=== Exercise aim ===
Which of the lines below include the word "地址执行"? Pull each one out.

=== Provided records ===
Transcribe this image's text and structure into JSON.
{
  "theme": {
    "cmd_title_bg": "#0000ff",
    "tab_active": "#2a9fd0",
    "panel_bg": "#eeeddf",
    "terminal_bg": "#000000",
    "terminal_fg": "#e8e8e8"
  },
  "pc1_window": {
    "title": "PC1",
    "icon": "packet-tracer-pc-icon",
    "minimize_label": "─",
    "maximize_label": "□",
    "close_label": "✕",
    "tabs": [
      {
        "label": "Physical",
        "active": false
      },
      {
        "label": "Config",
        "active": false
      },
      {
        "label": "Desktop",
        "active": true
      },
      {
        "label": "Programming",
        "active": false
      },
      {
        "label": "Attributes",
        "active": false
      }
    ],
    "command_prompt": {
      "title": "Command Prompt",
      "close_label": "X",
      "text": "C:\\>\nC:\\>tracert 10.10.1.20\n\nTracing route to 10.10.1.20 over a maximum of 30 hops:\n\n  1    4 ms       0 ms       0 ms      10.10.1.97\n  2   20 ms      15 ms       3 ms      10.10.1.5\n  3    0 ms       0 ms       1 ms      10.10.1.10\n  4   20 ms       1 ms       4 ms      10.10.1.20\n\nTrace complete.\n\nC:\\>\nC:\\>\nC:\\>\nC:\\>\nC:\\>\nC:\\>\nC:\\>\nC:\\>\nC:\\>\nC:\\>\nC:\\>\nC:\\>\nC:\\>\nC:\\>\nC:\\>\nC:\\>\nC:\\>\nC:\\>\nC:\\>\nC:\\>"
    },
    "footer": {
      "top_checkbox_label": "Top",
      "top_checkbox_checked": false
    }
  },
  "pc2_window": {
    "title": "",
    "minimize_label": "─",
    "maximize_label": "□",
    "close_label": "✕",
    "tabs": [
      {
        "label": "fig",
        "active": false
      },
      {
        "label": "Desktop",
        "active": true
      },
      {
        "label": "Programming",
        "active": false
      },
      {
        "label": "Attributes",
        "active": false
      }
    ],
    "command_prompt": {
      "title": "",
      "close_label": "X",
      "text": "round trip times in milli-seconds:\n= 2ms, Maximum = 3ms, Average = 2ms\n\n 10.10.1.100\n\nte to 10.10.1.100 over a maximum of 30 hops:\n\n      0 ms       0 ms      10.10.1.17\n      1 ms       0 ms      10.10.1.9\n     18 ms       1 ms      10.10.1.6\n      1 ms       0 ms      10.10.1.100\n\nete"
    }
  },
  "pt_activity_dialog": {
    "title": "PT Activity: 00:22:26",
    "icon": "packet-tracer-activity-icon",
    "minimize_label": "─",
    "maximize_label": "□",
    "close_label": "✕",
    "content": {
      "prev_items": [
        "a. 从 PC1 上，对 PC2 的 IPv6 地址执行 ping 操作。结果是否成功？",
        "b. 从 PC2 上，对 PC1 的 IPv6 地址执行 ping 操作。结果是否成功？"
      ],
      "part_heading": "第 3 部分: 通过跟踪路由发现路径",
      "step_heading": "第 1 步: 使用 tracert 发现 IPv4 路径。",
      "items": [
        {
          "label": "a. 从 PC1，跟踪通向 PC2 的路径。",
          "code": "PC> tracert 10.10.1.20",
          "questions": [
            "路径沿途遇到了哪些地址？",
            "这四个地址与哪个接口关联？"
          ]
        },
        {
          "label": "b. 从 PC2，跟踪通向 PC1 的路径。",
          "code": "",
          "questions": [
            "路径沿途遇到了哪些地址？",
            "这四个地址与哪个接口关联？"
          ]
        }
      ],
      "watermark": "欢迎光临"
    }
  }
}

=== Written response ===
        "a. 从 PC1 上，对 PC2 的 IPv6 地址执行 ping 操作。结果是否成功？",
        "b. 从 PC2 上，对 PC1 的 IPv6 地址执行 ping 操作。结果是否成功？"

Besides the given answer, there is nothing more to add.